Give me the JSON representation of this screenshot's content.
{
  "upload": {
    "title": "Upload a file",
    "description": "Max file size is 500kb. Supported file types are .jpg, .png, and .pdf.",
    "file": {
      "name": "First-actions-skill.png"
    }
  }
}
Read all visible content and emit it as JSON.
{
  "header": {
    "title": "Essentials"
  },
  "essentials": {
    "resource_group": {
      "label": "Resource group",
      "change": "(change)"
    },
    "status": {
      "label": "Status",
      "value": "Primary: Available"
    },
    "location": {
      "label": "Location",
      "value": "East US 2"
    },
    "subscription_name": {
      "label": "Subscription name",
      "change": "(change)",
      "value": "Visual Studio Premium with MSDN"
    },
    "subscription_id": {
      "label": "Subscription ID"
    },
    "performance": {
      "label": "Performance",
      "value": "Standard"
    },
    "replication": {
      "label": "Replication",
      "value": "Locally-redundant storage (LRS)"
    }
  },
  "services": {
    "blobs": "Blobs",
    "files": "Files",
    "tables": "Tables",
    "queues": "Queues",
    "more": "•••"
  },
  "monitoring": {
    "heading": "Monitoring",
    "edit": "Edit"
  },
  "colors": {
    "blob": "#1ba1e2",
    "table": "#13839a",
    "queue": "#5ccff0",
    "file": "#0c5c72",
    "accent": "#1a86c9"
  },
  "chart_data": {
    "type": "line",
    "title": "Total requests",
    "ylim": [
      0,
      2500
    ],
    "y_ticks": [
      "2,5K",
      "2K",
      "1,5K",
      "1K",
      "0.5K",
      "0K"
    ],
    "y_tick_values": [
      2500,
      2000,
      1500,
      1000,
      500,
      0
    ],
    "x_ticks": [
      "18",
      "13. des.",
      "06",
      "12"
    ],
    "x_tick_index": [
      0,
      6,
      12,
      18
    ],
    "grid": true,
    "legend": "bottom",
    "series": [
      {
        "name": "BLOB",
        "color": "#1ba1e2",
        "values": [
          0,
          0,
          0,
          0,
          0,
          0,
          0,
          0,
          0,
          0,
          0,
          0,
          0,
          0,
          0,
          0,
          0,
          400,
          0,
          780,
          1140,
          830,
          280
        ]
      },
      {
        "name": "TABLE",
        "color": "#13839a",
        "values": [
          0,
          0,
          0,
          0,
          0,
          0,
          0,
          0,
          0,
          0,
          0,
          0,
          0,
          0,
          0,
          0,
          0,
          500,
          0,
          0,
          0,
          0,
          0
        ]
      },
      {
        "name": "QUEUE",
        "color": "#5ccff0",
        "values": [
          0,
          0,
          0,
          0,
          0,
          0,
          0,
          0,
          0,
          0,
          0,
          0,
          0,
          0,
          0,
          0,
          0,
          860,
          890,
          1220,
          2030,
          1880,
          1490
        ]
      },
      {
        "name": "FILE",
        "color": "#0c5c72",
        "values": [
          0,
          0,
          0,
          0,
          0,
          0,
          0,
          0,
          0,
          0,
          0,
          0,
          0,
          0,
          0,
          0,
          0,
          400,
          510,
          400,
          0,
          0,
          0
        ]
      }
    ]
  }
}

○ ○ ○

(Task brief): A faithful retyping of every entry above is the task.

(Your response):
Give me the JSON representation of this screenshot's content.
{
  "upload": {
    "title": "Upload a file",
    "description": "Max file size is 500kb. Supported file types are .jpg, .png, and .pdf.",
    "file": {
      "name": "First-actions-skill.png"
    }
  }
}
Read all visible content and emit it as JSON.
{
  "header": {
    "title": "Essentials"
  },
  "essentials": {
    "resource_group": {
      "label": "Resource group",
      "change": "(change)"
    },
    "status": {
      "label": "Status",
      "value": "Primary: Available"
    },
    "location": {
      "label": "Location",
      "value": "East US 2"
    },
    "subscription_name": {
      "label": "Subscription name",
      "change": "(change)",
      "value": "Visual Studio Premium with MSDN"
    },
    "subscription_id": {
      "label": "Subscription ID"
    },
    "performance": {
      "label": "Performance",
      "value": "Standard"
    },
    "replication": {
      "label": "Replication",
      "value": "Locally-redundant storage (LRS)"
    }
  },
  "services": {
    "blobs": "Blobs",
    "files": "Files",
    "tables": "Tables",
    "queues": "Queues",
    "more": "•••"
  },
  "monitoring": {
    "heading": "Monitoring",
    "edit": "Edit"
  },
  "colors": {
    "blob": "#1ba1e2",
    "table": "#13839a",
    "queue": "#5ccff0",
    "file": "#0c5c72",
    "accent": "#1a86c9"
  },
  "chart_data": {
    "type": "line",
    "title": "Total requests",
    "ylim": [
      0,
      2500
    ],
    "y_ticks": [
      "2,5K",
      "2K",
      "1,5K",
      "1K",
      "0.5K",
      "0K"
    ],
    "y_tick_values": [
      2500,
      2000,
      1500,
      1000,
      500,
      0
    ],
    "x_ticks": [
      "18",
      "13. des.",
      "06",
      "12"
    ],
    "x_tick_index": [
      0,
      6,
      12,
      18
    ],
    "grid": true,
    "legend": "bottom",
    "series": [
      {
        "name": "BLOB",
        "color": "#1ba1e2",
        "values": [
          0,
          0,
          0,
          0,
          0,
          0,
          0,
          0,
          0,
          0,
          0,
          0,
          0,
          0,
          0,
          0,
          0,
          400,
          0,
          780,
          1140,
          830,
          280
        ]
      },
      {
        "name": "TABLE",
        "color": "#13839a",
        "values": [
          0,
          0,
          0,
          0,
          0,
          0,
          0,
          0,
          0,
          0,
          0,
          0,
          0,
          0,
          0,
          0,
          0,
          500,
          0,
          0,
          0,
          0,
          0
        ]
      },
      {
        "name": "QUEUE",
        "color": "#5ccff0",
        "values": [
          0,
          0,
          0,
          0,
          0,
          0,
          0,
          0,
          0,
          0,
          0,
          0,
          0,
          0,
          0,
          0,
          0,
          860,
          890,
          1220,
          2030,
          1880,
          1490
        ]
      },
      {
        "name": "FILE",
        "color": "#0c5c72",
        "values": [
          0,
          0,
          0,
          0,
          0,
          0,
          0,
          0,
          0,
          0,
          0,
          0,
          0,
          0,
          0,
          0,
          0,
          400,
          510,
          400,
          0,
          0,
          0
        ]
      }
    ]
  }
}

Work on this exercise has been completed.